If you need help flashing it, you can check out our full instructions here. Alternatively, you can opt to manually install the over-the-air (OTA) update, which will keep your data, assuming your Nexus 9 isn’t unlocked. Click here for those very extensive instructions.
source: Google Factory Images
The Lollipop update is rolling to Nexus devices as we speak, but it could take up to a week till your device receives it. If you’re the impatient type, we have all the instructions to get Lollipop up and running in no time. You can download and flash the appropriate factory image for your device.
Now there are a couple of caveats. The first is that your bootloader must be unlocked. It’s not a big deal to unlock it, but the only issue with that is that your device will be wiped clean as in you will lose all your data. Alternatively, you can opt to manually install the OTA update, which keeps your data. If you happen to already have an unlocked bootloader, you can flash the factory image without wiping your data. Depending on your situation, we have two sets of instructions for you right after the break.

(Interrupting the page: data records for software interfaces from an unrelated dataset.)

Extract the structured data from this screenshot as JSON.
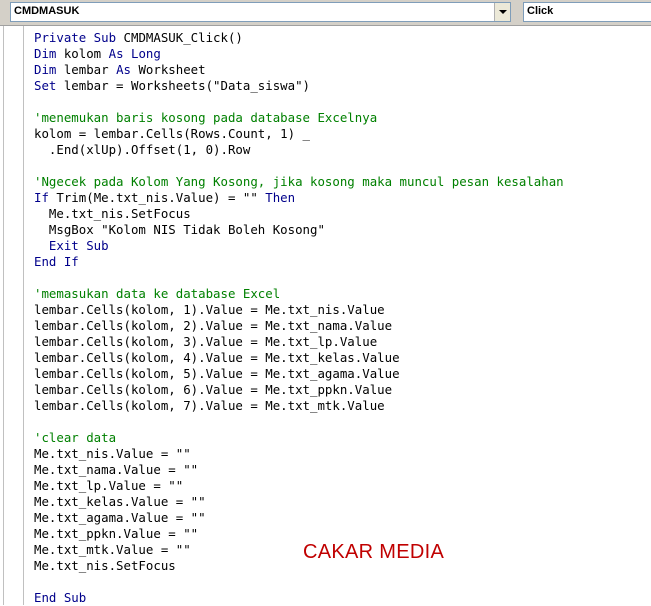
{
  "toolbar": {
    "object_dropdown": "CMDMASUK",
    "procedure_dropdown": "Click"
  },
  "code_lines": [
    [
      {
        "t": "Private Sub ",
        "c": "kw"
      },
      {
        "t": "CMDMASUK_Click()",
        "c": ""
      }
    ],
    [
      {
        "t": "Dim ",
        "c": "kw"
      },
      {
        "t": "kolom ",
        "c": ""
      },
      {
        "t": "As Long",
        "c": "kw"
      }
    ],
    [
      {
        "t": "Dim ",
        "c": "kw"
      },
      {
        "t": "lembar ",
        "c": ""
      },
      {
        "t": "As ",
        "c": "kw"
      },
      {
        "t": "Worksheet",
        "c": ""
      }
    ],
    [
      {
        "t": "Set ",
        "c": "kw"
      },
      {
        "t": "lembar = Worksheets(\"Data_siswa\")",
        "c": ""
      }
    ],
    [],
    [
      {
        "t": "'menemukan baris kosong pada database Excelnya",
        "c": "cm"
      }
    ],
    [
      {
        "t": "kolom = lembar.Cells(Rows.Count, 1) _",
        "c": ""
      }
    ],
    [
      {
        "t": "  .End(xlUp).Offset(1, 0).Row",
        "c": ""
      }
    ],
    [],
    [
      {
        "t": "'Ngecek pada Kolom Yang Kosong, jika kosong maka muncul pesan kesalahan",
        "c": "cm"
      }
    ],
    [
      {
        "t": "If ",
        "c": "kw"
      },
      {
        "t": "Trim(Me.txt_nis.Value) = \"\" ",
        "c": ""
      },
      {
        "t": "Then",
        "c": "kw"
      }
    ],
    [
      {
        "t": "  Me.txt_nis.SetFocus",
        "c": ""
      }
    ],
    [
      {
        "t": "  MsgBox \"Kolom NIS Tidak Boleh Kosong\"",
        "c": ""
      }
    ],
    [
      {
        "t": "  Exit Sub",
        "c": "kw"
      }
    ],
    [
      {
        "t": "End If",
        "c": "kw"
      }
    ],
    [],
    [
      {
        "t": "'memasukan data ke database Excel",
        "c": "cm"
      }
    ],
    [
      {
        "t": "lembar.Cells(kolom, 1).Value = Me.txt_nis.Value",
        "c": ""
      }
    ],
    [
      {
        "t": "lembar.Cells(kolom, 2).Value = Me.txt_nama.Value",
        "c": ""
      }
    ],
    [
      {
        "t": "lembar.Cells(kolom, 3).Value = Me.txt_lp.Value",
        "c": ""
      }
    ],
    [
      {
        "t": "lembar.Cells(kolom, 4).Value = Me.txt_kelas.Value",
        "c": ""
      }
    ],
    [
      {
        "t": "lembar.Cells(kolom, 5).Value = Me.txt_agama.Value",
        "c": ""
      }
    ],
    [
      {
        "t": "lembar.Cells(kolom, 6).Value = Me.txt_ppkn.Value",
        "c": ""
      }
    ],
    [
      {
        "t": "lembar.Cells(kolom, 7).Value = Me.txt_mtk.Value",
        "c": ""
      }
    ],
    [],
    [
      {
        "t": "'clear data",
        "c": "cm"
      }
    ],
    [
      {
        "t": "Me.txt_nis.Value = \"\"",
        "c": ""
      }
    ],
    [
      {
        "t": "Me.txt_nama.Value = \"\"",
        "c": ""
      }
    ],
    [
      {
        "t": "Me.txt_lp.Value = \"\"",
        "c": ""
      }
    ],
    [
      {
        "t": "Me.txt_kelas.Value = \"\"",
        "c": ""
      }
    ],
    [
      {
        "t": "Me.txt_agama.Value = \"\"",
        "c": ""
      }
    ],
    [
      {
        "t": "Me.txt_ppkn.Value = \"\"",
        "c": ""
      }
    ],
    [
      {
        "t": "Me.txt_mtk.Value = \"\"",
        "c": ""
      }
    ],
    [
      {
        "t": "Me.txt_nis.SetFocus",
        "c": ""
      }
    ],
    [],
    [
      {
        "t": "End Sub",
        "c": "kw"
      }
    ]
  ],
  "watermark": "CAKAR MEDIA",
  "colors": {
    "keyword": "#00008b",
    "comment": "#008000",
    "watermark": "#c00000"
  }
}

If you are the kind of person who does not like to wait for something like an OTA update to roll around to your mobile device in order to get the latest operating system update from Google, you may be glad to know that factory images for several Nexus devices have now been posted. If you own a Nexus 5, a WiFi-only version of the Nexus 7 (2012 or 2013 version), or a Nexus 10, you can download the factory images from the Android Developers site.
If you go this route, you do need to know how to manually install the image on your device. That is not an overly complicated process, but it does require a few tools and the ability to do some research if you run into problems.
Updates to Android Lollipop for the 3G/4G LTE versions of the Nexus 7 as well as the Nexus 4 are not yet available. Hopefully it will not be much longer for those to surface.
source: Android Developers
This week is Nexus week as the latest round of devices are shipping to consumers. To coincide with this, the factory images for such devices are being posted by Google. Right now, the Nexus 9 factory image is available on with the latest build of Android 5.0 Lollipop (LRX21L).
At the time of this post being published, the Nexus 9 is the only device with its factory image for Android 5.0 uploaded. We will let you know when others, like the Nexus 6 or Nexus 5, get their factory images added.
The latest build (KTU84P) of Google’s recently updated operating system, 4.4.4 KitKat Release 2, is now officially available to download for the Nexus 7 LTE 2013. However, this update doesn’t use Android’s standard over-the-air (OTA) upgrade process. Instead, you’ll need to download the 4.4.4 factory images and install them on your device manually.
As always, Google has released factory images for their latest Android 4.4.2 update. They’re available for the Nexus 4 and 5, as well as both versions of the Nexus 7 and the Nexus 10. These images are basically simple ways to flash your device back to completely stock Android, so this doesn’t mean they’re being pushed out OTA yet.
4.4.2 brought a handful of fixes, most notably a patch for an SMS vulernability and some voicemail delivery and notification improvements. If you need any of the factory images, you can find them at the source link below.
source: Nexus Factory Images
After rolling out Android 4.2.2 updates over the last few days to users, Google has now posted their factory images for the latest version on their developer’s site. The factory images are available for the:
The factory images are especially useful for anyone who has been rooting their device, trying out some ROMs, or other similar activities and find themselves needing a “reset” back to stock. The new images give them a path to do that. Another group that may find some immediate benefit are those who did not receive or opted not to install the update that was being pushed out over the last few days. Now they can install Android 4.2.2 from scratch.
If you need the latest files, hit the source link for downloads and instructions.
source: Google Developers
It has been a good week for hackers who want to experiment with their Android powered devices. Earlier this week Samsung released source code for several devices, like the Galaxy S III Mini, the AT&T Samsung Galaxy Note II, and their Galaxy Tab devices. Now it is Google’s turn to contribute a little something back with the posting of factory images for several Nexus devices.
Excellent news for unlocked Galaxy Nexus and Nexus 7 owners like myself who enjoy the pleasures of fiddling with those respective devices. The Google Development team has officially released the official Android 4.1.2 build JZO54K factory images for the unlocked Galaxy Nexus (“takju”) and the Nexus 7, respectively. This means that should you happen to take your general tomfoolery too far and create an “oopsies”, you’ll be able to restore the device back to normal as if nothing ever happened. And who wouldn’t want the ability to bring their device back to its original state?
Full details and links to the factory images are available once you hit the source link below.
source: Google Developers